NASA's massive Vehicle Assembly Building
Each stripe on the flag is as wide as a standard freeway lane
When built, this was the largest building in the world by volume
If you appreciate the history of our space program, it's hard not to be fascinated by most everything KSC has to offer. We arrived around lunchtime and hopped on a tour bus (a free tour is part of admission) to the Launch Complex 39 Observation Gantry. I'm actually going to include those photos next time; I took so many that I think it's best to break this into two posts. We then hopped back on the bus and spent a couple hours in the Apollo / Saturn V Center. They have an actual Saturn V mounted horizontally inside - honestly, I shouldn't have to say anything more than that. It's awesome.
I will elaborate slightly to remind you that - 44 years after it first flew - the Saturn V is still the tallest, heaviest, most powerful rocket ever launched by mankind. I've seen plenty of missiles and rockets in person before (many in the Missile & Space Gallery at the USAF Museum) but nothing compares to a Saturn V. It's just an incredible piece of engineering and machinery. I was also excited to see the other Apollo-era vehicles including a real Lunar Module and a Command/Service Module. The whole race to the moon is just fascinating to me and I never tire of seeing the remnants and reading up on the history.

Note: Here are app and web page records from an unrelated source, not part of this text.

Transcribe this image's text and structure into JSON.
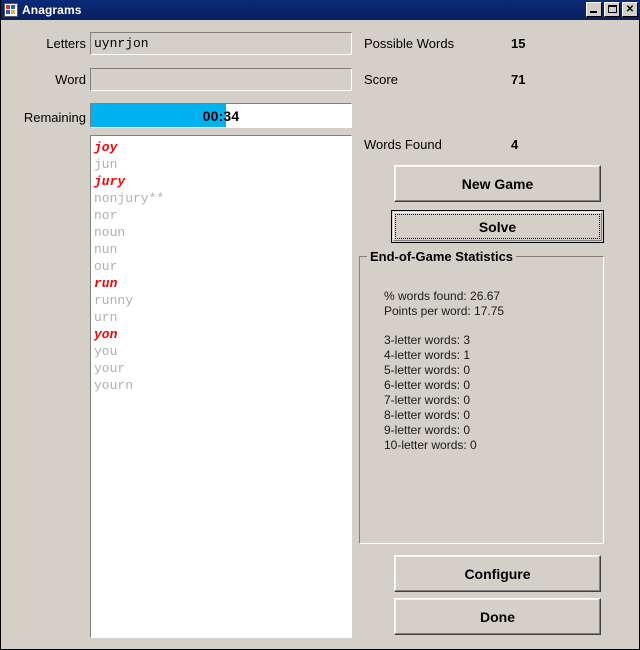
{
  "window": {
    "title": "Anagrams",
    "icon": "app-tiles-icon",
    "minimize_label": "Minimize",
    "maximize_label": "Maximize",
    "close_label": "Close",
    "close_glyph": "✕"
  },
  "form": {
    "letters_label": "Letters",
    "letters_value": "uynrjon",
    "word_label": "Word",
    "word_value": "",
    "remaining_label": "Remaining",
    "timer_text": "00:34",
    "timer_percent": 52
  },
  "stats_top": {
    "possible_words_label": "Possible Words",
    "possible_words_value": "15",
    "score_label": "Score",
    "score_value": "71",
    "words_found_label": "Words Found",
    "words_found_value": "4"
  },
  "buttons": {
    "new_game": "New Game",
    "solve": "Solve",
    "configure": "Configure",
    "done": "Done"
  },
  "word_list": [
    {
      "text": "joy",
      "found": true
    },
    {
      "text": "jun",
      "found": false
    },
    {
      "text": "jury",
      "found": true
    },
    {
      "text": "nonjury**",
      "found": false
    },
    {
      "text": "nor",
      "found": false
    },
    {
      "text": "noun",
      "found": false
    },
    {
      "text": "nun",
      "found": false
    },
    {
      "text": "our",
      "found": false
    },
    {
      "text": "run",
      "found": true
    },
    {
      "text": "runny",
      "found": false
    },
    {
      "text": "urn",
      "found": false
    },
    {
      "text": "yon",
      "found": true
    },
    {
      "text": "you",
      "found": false
    },
    {
      "text": "your",
      "found": false
    },
    {
      "text": "yourn",
      "found": false
    }
  ],
  "statistics": {
    "legend": "End-of-Game Statistics",
    "lines": [
      "% words found: 26.67",
      "Points per word: 17.75",
      "",
      "3-letter words: 3",
      "4-letter words: 1",
      "5-letter words: 0",
      "6-letter words: 0",
      "7-letter words: 0",
      "8-letter words: 0",
      "9-letter words: 0",
      "10-letter words: 0"
    ]
  },
  "colors": {
    "dialog_face": "#d4d0c8",
    "titlebar": "#0a246a",
    "progress_fill": "#00b2f0",
    "found_word": "#ff0000",
    "unfound_word": "#b0b0b0"
  }
}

Entering the Apollo / Saturn V Center
The actual launch control room from the Apollo era
The Saturn V is, quite simply, a massive thing of beauty
Patches from all the Apollo missions hang next to the Saturn V

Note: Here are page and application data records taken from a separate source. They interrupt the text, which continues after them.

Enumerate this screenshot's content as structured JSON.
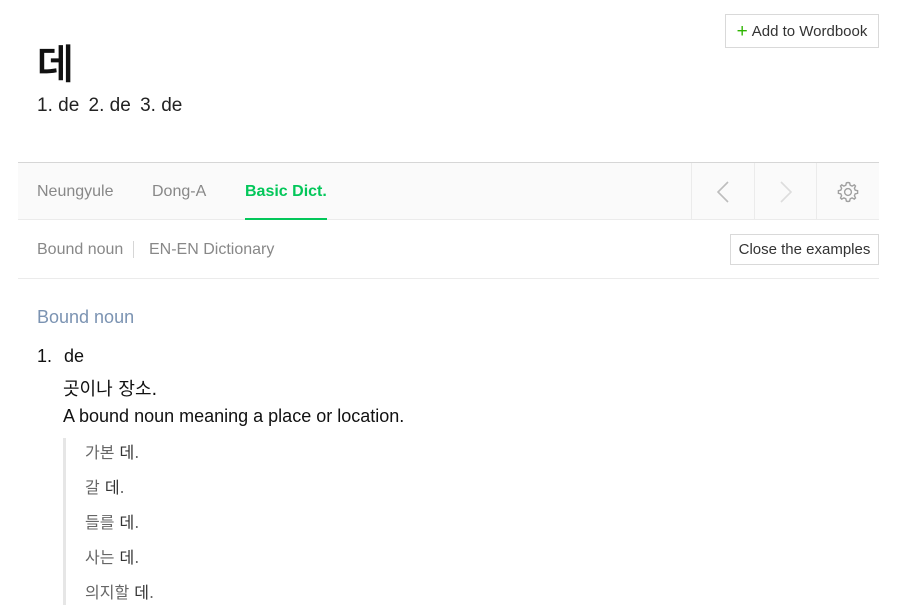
{
  "entry": {
    "headword": "데",
    "pronunciations": [
      "1. de",
      "2. de",
      "3. de"
    ]
  },
  "wordbook_button": {
    "plus": "+",
    "label": "Add to Wordbook"
  },
  "tabs": [
    {
      "label": "Neungyule",
      "active": false
    },
    {
      "label": "Dong-A",
      "active": false
    },
    {
      "label": "Basic Dict.",
      "active": true
    }
  ],
  "nav_icons": [
    "chevron-left-icon",
    "chevron-right-icon",
    "gear-icon"
  ],
  "subbar": {
    "part_of_speech": "Bound noun",
    "dictionary": "EN-EN Dictionary",
    "close_examples_label": "Close the examples"
  },
  "definition": {
    "pos_title": "Bound noun",
    "number": "1.",
    "word": "de",
    "korean": "곳이나 장소.",
    "english": "A bound noun meaning a place or location.",
    "examples": [
      {
        "pre": "가본 ",
        "word": "데",
        "post": "."
      },
      {
        "pre": "갈 ",
        "word": "데",
        "post": "."
      },
      {
        "pre": "들를 ",
        "word": "데",
        "post": "."
      },
      {
        "pre": "사는 ",
        "word": "데",
        "post": "."
      },
      {
        "pre": "의지할 ",
        "word": "데",
        "post": "."
      }
    ]
  },
  "colors": {
    "accent_green": "#03c75a",
    "pos_blue": "#7b93b2"
  }
}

Command Module and Launch Escape System
Apollo Command/Service Module
Apollo Command/Service Module
Apollo Lunar Module
Lunar Module simulator
The infamous Astrovan

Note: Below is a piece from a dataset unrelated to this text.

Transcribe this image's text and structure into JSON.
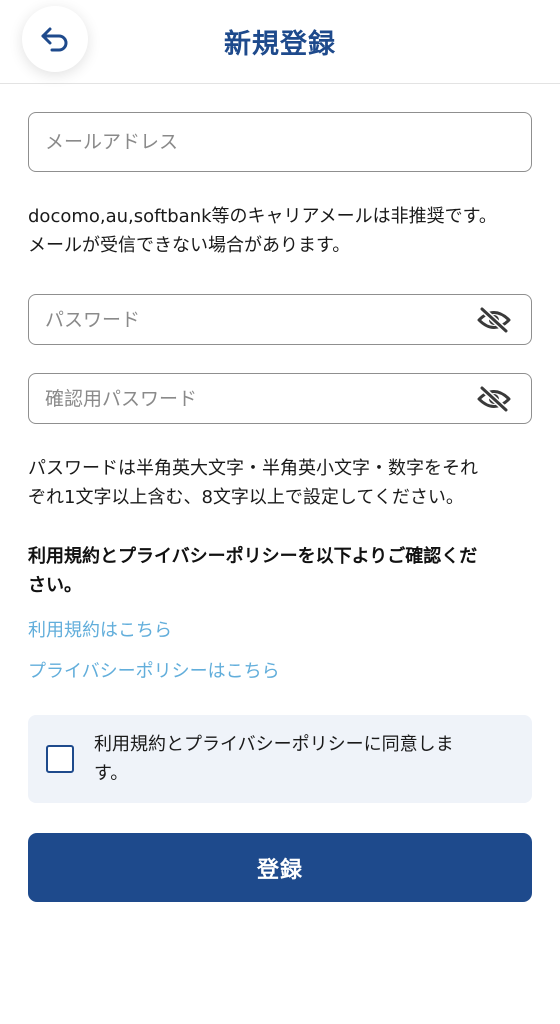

Vehicle Assembly Building as seen from the Apollo / Saturn V Center
Launch Pad 39-A as seen from the Apollo / Saturn V Center
We spent a couple more hours back on the main grounds of KSC after returning from the bus tour. Gina and I went on the Shuttle Launch Experience, a ride that simulates a Shuttle launch. To be perfectly honest, it was kind of underwhelming. Basically, you're strapped in, the thing rotates so you're sitting vertically, and then it vibrates like crazy for about two minutes. It was neat and all, but let's just say I'm glad it was included in the price of admission. They also have a full-size mockup of a Shuttle that we walked through; the payload bay was bigger than I would have expected.
The Constellation Sphere, 9 tons of granite suspended by water
Part of the new Orion vehicle that's still in development
The building that houses the Shuttle Launch Experience
Inside the Shuttle Launch Experience briefing room
Explorer, a full-size Shuttle mockup
Payload bay of the Explorer mockup
It was a good place to hide from the rain!
Space Mirror Memorial
Thousands of signatures and messages wishing Atlantis' crew good luck
Inside the Astronaut Hall of Fame
Memorial for the Challenger and Columbia crews at the Astronaut HoF
After a fun day at the Space Center, we finished up with about an hour at the Astronaut Hall of Fame. Had I known just how much was inside, I would have absolutely scheduled more time there. They had so many neat items that have flown in space or were part of the space program and everything in there was extremely interesting to read about. Come to find out they even have a centrifuge that you can get a ride in! Not that I probably would've jumped at that opportunity, but still... you don't find those available to the general public very often - if ever!